If you have a scholarly information source like a monograph or a peer reviewed journal article, you are in luck. When these kinds of information sources are published, they have your needs in mind.
So you know:
Plus, they make it easy to find out:
Here are some types of information sources that are formally published but non-scholarly:
For these kinds of information sources, you will easily be able to find out:
But non-scholarly information sources are not held to the same standards as scholarly ones. There is a whole range, from highly credible to thoroughly disreputable.
You will have to make a judgment based on two things:
It used to be that without the resources of a large organization like a journal or book publisher, it was hard for an author to get their information source out to an audience.
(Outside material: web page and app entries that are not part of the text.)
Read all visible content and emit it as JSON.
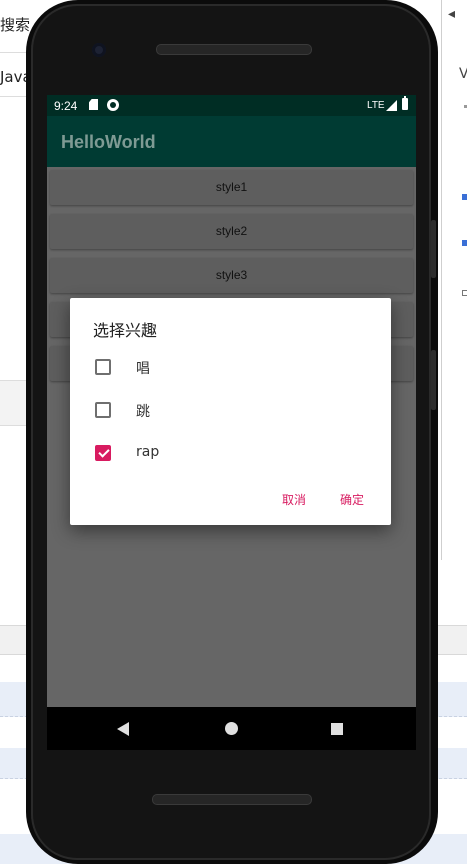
{
  "background": {
    "left_fragments": [
      "搜索",
      "Java"
    ],
    "right_fragments": [
      "◂",
      "V"
    ]
  },
  "status_bar": {
    "time": "9:24",
    "network": "LTE"
  },
  "app": {
    "title": "HelloWorld",
    "buttons": [
      "style1",
      "style2",
      "style3",
      "",
      ""
    ]
  },
  "dialog": {
    "title": "选择兴趣",
    "options": [
      {
        "label": "唱",
        "checked": false
      },
      {
        "label": "跳",
        "checked": false
      },
      {
        "label": "rap",
        "checked": true
      }
    ],
    "cancel_label": "取消",
    "ok_label": "确定",
    "accent_color": "#d81b60"
  },
  "colors": {
    "status_bar": "#002d24",
    "app_bar": "#003b33",
    "scrim_background": "#666666"
  },
  "icons": {
    "status": [
      "sd-card-icon",
      "sync-icon",
      "signal-icon",
      "battery-icon"
    ],
    "navigation": [
      "back-icon",
      "home-icon",
      "recents-icon"
    ]
  }
}
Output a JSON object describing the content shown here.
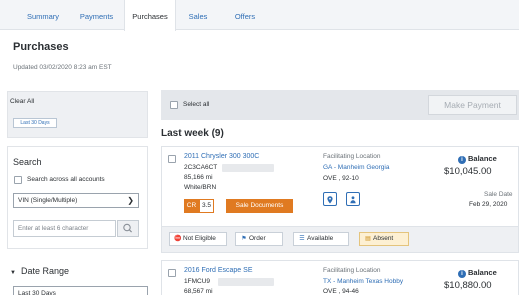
{
  "tabs": [
    "Summary",
    "Payments",
    "Purchases",
    "Sales",
    "Offers"
  ],
  "active_tab": "Purchases",
  "page": {
    "title": "Purchases",
    "updated": "Updated 03/02/2020 8:23 am EST"
  },
  "filters": {
    "clear_all": "Clear All",
    "chip": "Last 30 Days"
  },
  "search": {
    "heading": "Search",
    "across_label": "Search across all accounts",
    "type_select": "VIN (Single/Multiple)",
    "input_placeholder": "Enter at least 6 character",
    "date_range": "Date Range",
    "date_select": "Last 30 Days"
  },
  "actions": {
    "select_all": "Select all",
    "make_payment": "Make Payment"
  },
  "group_title": "Last week (9)",
  "vehicles": [
    {
      "title": "2011 Chrysler 300 300C",
      "vin": "2C3CA6CT",
      "mileage": "85,166 mi",
      "color": "White/BRN",
      "location_label": "Facilitating Location",
      "location": "GA - Manheim Georgia",
      "ove": "OVE , 92-10",
      "balance_label": "Balance",
      "balance": "$10,045.00",
      "sale_date_label": "Sale Date",
      "sale_date": "Feb 29, 2020",
      "cr_label": "CR",
      "cr_value": "3.5",
      "sale_docs": "Sale Documents",
      "statuses": [
        "Not Eligible",
        "Order",
        "Available",
        "Absent"
      ]
    },
    {
      "title": "2016 Ford Escape SE",
      "vin": "1FMCU9",
      "mileage": "68,567 mi",
      "location_label": "Facilitating Location",
      "location": "TX - Manheim Texas Hobby",
      "ove": "OVE , 94-46",
      "balance_label": "Balance",
      "balance": "$10,880.00"
    }
  ],
  "colors": {
    "link": "#2f6eb5",
    "accent_orange": "#e07a21",
    "absent_bg": "#fdf0d3"
  }
}
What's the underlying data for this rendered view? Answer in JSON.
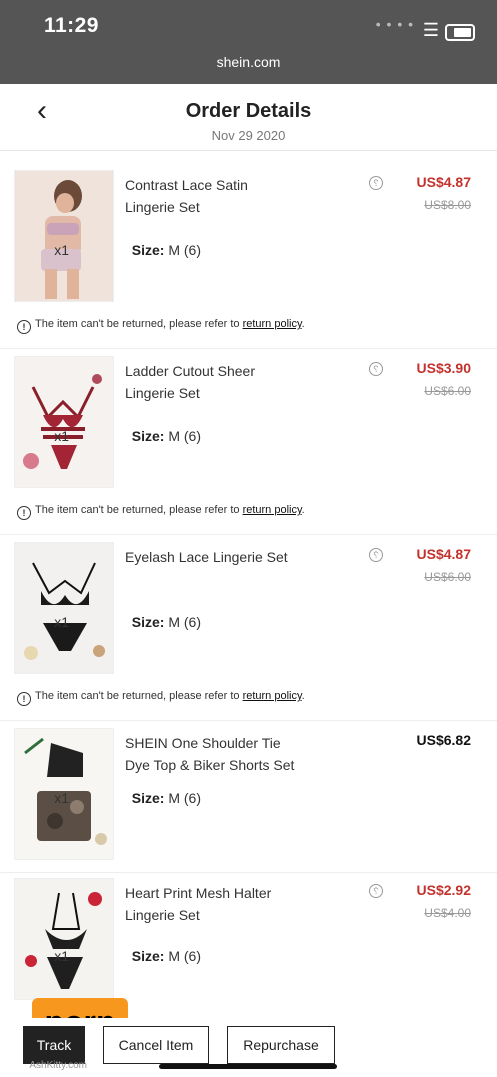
{
  "status_bar": {
    "time": "11:29",
    "url": "shein.com"
  },
  "header": {
    "title": "Order Details",
    "date": "Nov 29 2020"
  },
  "notice": {
    "text_prefix": "The item can't be returned, please refer to",
    "link_text": "return policy",
    "suffix": "."
  },
  "items": [
    {
      "name": "Contrast Lace Satin Lingerie Set",
      "price": "US$4.87",
      "old_price": "US$8.00",
      "size": "M (6)",
      "qty": "x1",
      "price_color": "#c3322d"
    },
    {
      "name": "Ladder Cutout Sheer Lingerie Set",
      "price": "US$3.90",
      "old_price": "US$6.00",
      "size": "M (6)",
      "qty": "x1",
      "price_color": "#c3322d"
    },
    {
      "name": "Eyelash Lace Lingerie Set",
      "price": "US$4.87",
      "old_price": "US$6.00",
      "size": "M (6)",
      "qty": "x1",
      "price_color": "#c3322d"
    },
    {
      "name": "SHEIN One Shoulder Tie Dye Top & Biker Shorts Set",
      "price": "US$6.82",
      "size": "M (6)",
      "qty": "x1",
      "price_color": "#111111"
    },
    {
      "name": "Heart Print Mesh Halter Lingerie Set",
      "price": "US$2.92",
      "old_price": "US$4.00",
      "size": "M (6)",
      "qty": "x1",
      "price_color": "#c3322d"
    }
  ],
  "size_label": "Size:",
  "buttons": {
    "repurchase": "Repurchase",
    "cancel": "Cancel Item",
    "track": "Track"
  },
  "watermark": {
    "text": "porn",
    "small": "AshKitty.com"
  }
}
So almost all research was done using books and articles (and of course,
primary sources, which were sometimes very hard to get to.)
Now we have the Internet, and if you have a connection, you can make a web page and put whatever you want up there. If you go to college, your college may give you an opportunity to put your papers into an online repository. Organizations and companies of all kinds put many of their documents online - everything from policies and procedures, to data and reports. Ephemera like brochures and pamphlets that used to be throw-away pieces of paper now linger on the web for years after they have gone out of date. Famous authors have blogs, and so do politicians, subject experts, and schoolchildren, and business people trying to make a name for themselves.
All of these things are available to you as information sources. Some of them may be good for research, and many others are not.
Plus the useful informational content is mixed in with content that was made to sell you things, manipulate you into changing your mind or changing your actions, and straight up deceive you.
Long story short, you have to be really careful with information sources that were never formally published. Usually that means "websites," but the same rules apply to: